Bouncing back hasn’t been easy! Nevertheless, it has been entertaining and educating. Entertaining because the new normal makes us laugh; educating because it has taught everyone the need for dealing with it together. Its like being on a trampoline, one moment you fall and the next moment you are standing up again. It still feels bouncy and unsettling to get back to school but it feels good to bounce back!
So I was on a Zoom call with some old friends the other day, all of us in very different lines of work, and someone asked what was the most significant “new” learning that we have each experienced since the lockdown began. At the time we all answered flippantly and had a few laughs at each other’s expense, but after the call ended, I went away and thought about that question a little more critically. What I realised is that I have probably learned more personally and professionally over the past two months than I have at any point in recent memory, and as I look hard for silver linings that shine out of this lockdown experience, this absolutely has to be one of them.
Like most of us who do the same job for a few years in a row, we tend to get comfortable and confident with many aspects of the position, and ultimately feel like, “I got this”. Of course, we all get thrown once in awhile into a new experience or a new situation that expands our skillset, and helps us to grow and get better, and often times we even go seeking these experiences out on purpose, but when we get thrust into what we’ve all experienced lately, it’s a whole new ballgame.
Recently, I haven’t gone a day without having to learn something completely new, and it feels like I’m constantly out of my comfort zone looking for ways to be successful in this new reality. I’m learning new technology platforms and skills at a staggering rate, I’m learning new and creative ways to engage my students, my community, and even my family at home, and I’m having to learn new ways to keep my balance and peace of mind and positive spirit in tact while I’m away from all that I am familiar with. I’m sure you all hear and can relate to what I’m saying, as I know this is the reality for all of us these days…it’s hard for sure, and can be deflating at times trying to keep up, but here’s the thing, I’m starting to embrace it.

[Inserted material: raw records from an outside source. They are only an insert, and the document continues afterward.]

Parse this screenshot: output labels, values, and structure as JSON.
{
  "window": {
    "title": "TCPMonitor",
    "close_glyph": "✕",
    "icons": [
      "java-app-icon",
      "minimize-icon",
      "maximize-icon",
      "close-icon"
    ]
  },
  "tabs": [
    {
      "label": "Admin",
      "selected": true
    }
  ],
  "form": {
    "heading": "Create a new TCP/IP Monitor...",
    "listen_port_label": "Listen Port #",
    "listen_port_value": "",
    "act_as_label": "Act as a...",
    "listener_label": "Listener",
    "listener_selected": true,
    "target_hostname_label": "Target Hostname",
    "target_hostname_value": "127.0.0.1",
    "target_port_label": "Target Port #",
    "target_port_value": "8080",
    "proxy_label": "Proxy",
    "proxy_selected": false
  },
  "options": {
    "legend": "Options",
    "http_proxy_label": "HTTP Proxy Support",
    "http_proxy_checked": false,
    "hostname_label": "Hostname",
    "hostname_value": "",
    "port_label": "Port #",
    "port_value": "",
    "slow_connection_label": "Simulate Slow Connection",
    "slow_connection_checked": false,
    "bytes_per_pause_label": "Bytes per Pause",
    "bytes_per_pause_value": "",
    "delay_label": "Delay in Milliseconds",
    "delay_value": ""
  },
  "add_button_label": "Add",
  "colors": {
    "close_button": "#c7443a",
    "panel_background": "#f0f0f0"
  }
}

I’ve started to make a list of all the new skills that I’ve acquired since the campus closed and the lockdown began, as well as everything new that I’ve learned that has pushed me to do things differently, and when I stare down at the list it’s amazing to see how much I’ve grown as a person and as a professional. It’s empowering and energising and rewarding to see the level of resilience, and adaptability, and even confidence that has exploded out of this time in our lives, and for me at least, it has put a smile on my face. Like I said before, I’m constantly looking for a silver lining or two that will eventually come out of this difficult experience, and I think I have found an important one…we’re all growing and learning and succeeding in the face of adversity and uncertainty, and we will emerge at the end of this in many ways, better.
Anyway, it’s a great question to ask yourselves this week, and it’s a wonderful exercise to go through. It’s even a wonderful question and exercise to pose to our students at some point, as you know that they’ve been seriously pushed out of their comfort zones as well, and their new learning has surely been profound. It’s been a tough time for families and schools and educators lately I know, and it’s about to get even more uncertain as we think about what reopening might look like in the not so distant future, so find a way to focus on the positives, and all the new lockdown learning that you’ve acquired…there is a silver lining in there somewhere I know. Have a wonderful week everyone and remember to be great for our students and good to each other.
Quote of the Week…
“Smooth seas do not make skillful sailors” – African Proverb